The city is aware of this and is taking the philosophy of live/work/play when it comes to the redevelopment. This plan would include coffee shops, restaurants, a grocery store, new living quarters, better use of green space, and entertainment venues such as an open amphitheater.
“Our plan is to take assets already in place — Flying Heart Brewing, L’Italiano restaurant, the Bossier Council on Aging building, the Bossier Arts Council, antique shops and small businesses scattered throughout — and cull some of the old out, and build new structures in between,” said Glorioso.
But all of that is business growth is moot without having a strong tech infrastructure to serve as the backbone of this new business incubator.
“Technology infrastructure is critical — it touches every aspect of our daily lives and the younger you are, the more connected and dependent you appear to be,” said Cazes.
Glorioso puts it a little more bluntly: “In today’s age, if you don’t have Internet and wifi capabilities, the younger generation we’re trying to attract won’t come here.”
To install this new technological backbone, the city has a utility easement and is working from a grid plan that has remained unchanged for decades, which allows them to conveniently update current water, sewer and city streets and install new tech infrastructure all at the same time.
“As we would do the infrastructure for sewer, water, and streets, we would also lay the fiber optic line or high speed Internet and wifi capabilities,” said Glorioso.
This isn’t the first time the City of Bossier City has gone down this road. In 2002, the city was aggressive in attempting to move Bossier Parish Community College to Old Bossier, and at that time authorized property purchases. How that benefits the city’s current plan is it allows them pockets from which to work on accomplishing the current Reinvisioning Plan.
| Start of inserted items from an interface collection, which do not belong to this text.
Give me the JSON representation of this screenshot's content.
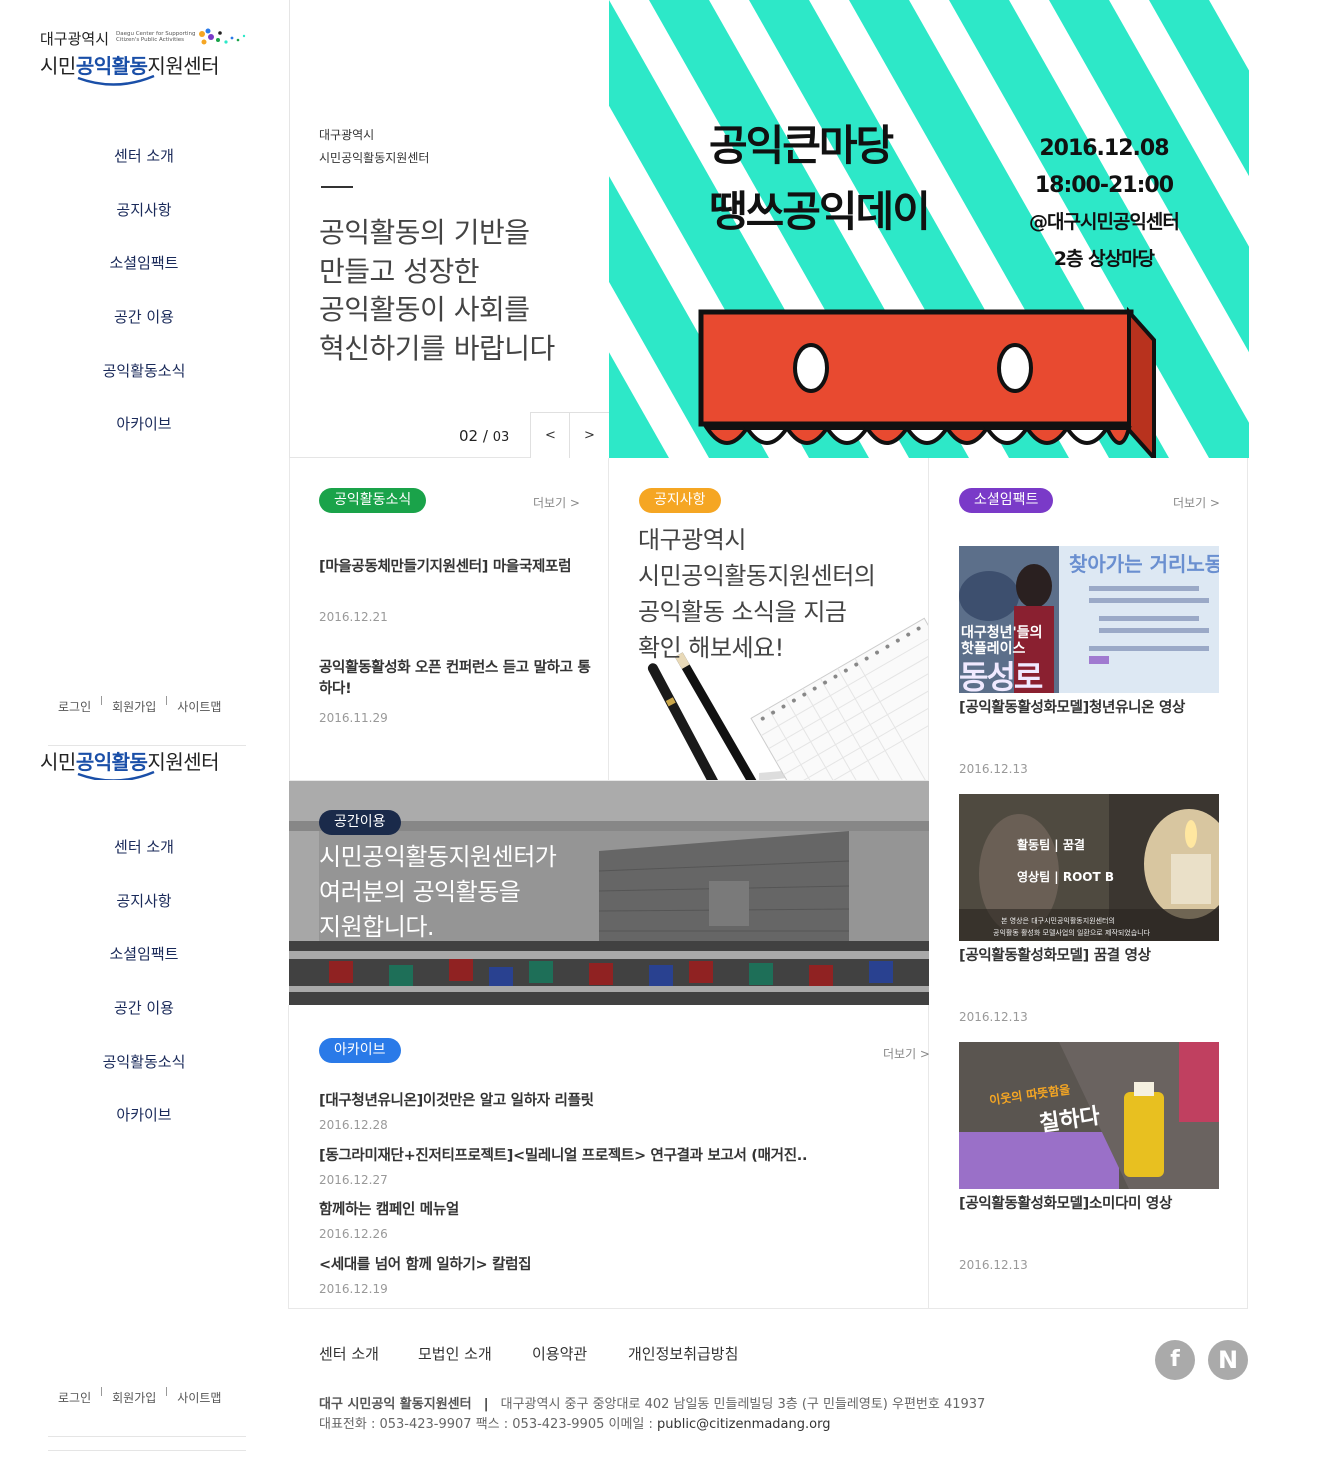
{
  "logo": {
    "line1": "대구광역시",
    "line1_small": "Daegu Center for Supporting Citizen's Public Activities",
    "line2_pre": "시민",
    "line2_bold": "공익활동",
    "line2_post": "지원센터"
  },
  "nav": {
    "items": [
      {
        "label": "센터 소개"
      },
      {
        "label": "공지사항"
      },
      {
        "label": "소셜임팩트"
      },
      {
        "label": "공간 이용"
      },
      {
        "label": "공익활동소식"
      },
      {
        "label": "아카이브"
      }
    ]
  },
  "util": {
    "login": "로그인",
    "join": "회원가입",
    "sitemap": "사이트맵"
  },
  "hero": {
    "org_line1": "대구광역시",
    "org_line2": "시민공익활동지원센터",
    "slogan": [
      "공익활동의 기반을",
      "만들고 성장한",
      "공익활동이 사회를",
      "혁신하기를 바랍니다"
    ],
    "page_current": "02",
    "page_sep": "/",
    "page_total": "03",
    "prev": "<",
    "next": ">",
    "banner": {
      "title1": "공익큰마당",
      "title2": "땡쓰공익데이",
      "date": "2016.12.08",
      "time": "18:00-21:00",
      "place1": "@대구시민공익센터",
      "place2": "2층 상상마당",
      "stripe_color": "#2de8c8",
      "awning_color": "#e84a30"
    }
  },
  "news": {
    "badge": "공익활동소식",
    "badge_color": "#1aa34a",
    "more": "더보기 >",
    "items": [
      {
        "title": "[마을공동체만들기지원센터] 마을국제포럼",
        "date": "2016.12.21"
      },
      {
        "title": "공익활동활성화 오픈 컨퍼런스 듣고 말하고 통하다!",
        "date": "2016.11.29"
      }
    ]
  },
  "notice": {
    "badge": "공지사항",
    "badge_color": "#f5a623",
    "text": [
      "대구광역시",
      "시민공익활동지원센터의",
      "공익활동 소식을 지금",
      "확인 해보세요!"
    ]
  },
  "space": {
    "badge": "공간이용",
    "badge_color": "#1a2a4a",
    "text": [
      "시민공익활동지원센터가",
      "여러분의 공익활동을",
      "지원합니다."
    ]
  },
  "archive": {
    "badge": "아카이브",
    "badge_color": "#2a7ae8",
    "more": "더보기 >",
    "items": [
      {
        "title": "[대구청년유니온]이것만은 알고 일하자 리플릿",
        "date": "2016.12.28"
      },
      {
        "title": "[동그라미재단+진저티프로젝트]<밀레니얼 프로젝트> 연구결과 보고서 (매거진..",
        "date": "2016.12.27"
      },
      {
        "title": "함께하는 캠페인 메뉴얼",
        "date": "2016.12.26"
      },
      {
        "title": "<세대를 넘어 함께 일하기> 칼럼집",
        "date": "2016.12.19"
      }
    ]
  },
  "social": {
    "badge": "소셜임팩트",
    "badge_color": "#7a3ac8",
    "more": "더보기 >",
    "items": [
      {
        "title": "[공익활동활성화모델]청년유니온 영상",
        "date": "2016.12.13",
        "thumb_text1": "찾아가는 거리노동상",
        "thumb_text2": "대구청년'들의",
        "thumb_text3": "핫플레이스",
        "thumb_text4": "동성로"
      },
      {
        "title": "[공익활동활성화모델] 꿈결 영상",
        "date": "2016.12.13",
        "thumb_text1": "활동팀 | 꿈결",
        "thumb_text2": "영상팀 | ROOT B",
        "thumb_text3": "본 영상은 대구시민공익활동지원센터의",
        "thumb_text4": "공익활동 활성화 모델사업의 일환으로 제작되었습니다"
      },
      {
        "title": "[공익활동활성화모델]소미다미 영상",
        "date": "2016.12.13",
        "thumb_text1": "이웃의 따뜻함을",
        "thumb_text2": "칠하다"
      }
    ]
  },
  "footer": {
    "links": [
      "센터 소개",
      "모법인 소개",
      "이용약관",
      "개인정보취급방침"
    ],
    "org": "대구 시민공익 활동지원센터",
    "sep": "|",
    "address": "대구광역시 중구 중앙대로 402 남일동 민들레빌딩 3층 (구 민들레영토) 우편번호 41937",
    "contact_prefix": "대표전화 : 053-423-9907 팩스 : 053-423-9905 이메일 : ",
    "email": "public@citizenmadang.org",
    "facebook": "f",
    "naver": "N"
  }
}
Adding to the ability to gain acreage to rework is the Bossier Parish Police Jury and Bossier Parish School Board also own several pieces of property and are on board with the city’s goal. The project is about as fast-tracked as it can be — Glorioso has already began approaching the owners of city-owned properties and begun title work to purchase them.
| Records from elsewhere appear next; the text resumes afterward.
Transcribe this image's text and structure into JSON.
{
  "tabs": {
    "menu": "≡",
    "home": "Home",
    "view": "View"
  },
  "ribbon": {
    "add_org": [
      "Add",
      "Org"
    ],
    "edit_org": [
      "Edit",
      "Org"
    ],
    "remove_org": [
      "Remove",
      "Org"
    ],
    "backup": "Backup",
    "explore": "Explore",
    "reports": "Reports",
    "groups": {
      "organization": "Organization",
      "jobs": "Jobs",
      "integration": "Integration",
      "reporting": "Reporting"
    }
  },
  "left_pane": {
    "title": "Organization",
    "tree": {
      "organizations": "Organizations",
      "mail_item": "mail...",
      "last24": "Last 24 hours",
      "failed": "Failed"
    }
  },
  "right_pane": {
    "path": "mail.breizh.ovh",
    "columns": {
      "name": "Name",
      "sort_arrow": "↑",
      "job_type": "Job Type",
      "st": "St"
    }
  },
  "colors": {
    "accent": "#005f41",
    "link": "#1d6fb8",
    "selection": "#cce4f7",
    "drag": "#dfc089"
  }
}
“If we use those plots and work from them, we can close gaps and own entire blocks,” Glorioso said.
When it comes to redeveloping roads, Barksdale Boulevard is the major thoroughfare running through Old Bossier, but is part of U.S. Highway 71. In order to easily redevelop this street to fit their ideal for the project, the city has asked Louisiana for that piece of land to be given to the city under a state program called Right-Sizing. This program works by having the state project maintenance and upgrade costs for a piece of road for the next 20 years, then give that piece of road and money for projected costs to a local entity. In this case, Louisiana would donate the section of Barksdale Boulevard running through Old Bossier to Bossier City with money totaling the state’s projected costs for upgrade and maintenance, which the city would then turn around and use to redevelop the street to as a major artery fitting their vision for a renewed Old Bossier.
“The state wants to get out of the business of maintenance, so they love the idea. If it’s state owned, we would have to jump through a lot of hoops to do what we want with the road, but if it’s city owned, we can just do it,” Glorioso said.
And added bonus is the new infrastructure and redevelopment will not only be great for millennials and tech companies, but other businesses in various sectors will reap the benefits.
“When all is said and done, it’s going to help the mom and pop shops that are there, it’s going to bring in more small businesses. Large businesses are great, they bring in 100 jobs, but if we can bring in 10 businesses that hire 8 to 10 people, that’s great too. Those people are putting people to work selling goods and services that you need,” said Glorioso.
“Innovative, progressive leadership continues to transform Bossier City/Parish as a great place to live, work, and play that makes out community an attractive place to do business,” applauded Cazes.
This story originally appeared in the March edition of BIZ. Magazine. See www.bizmagsb.com for more.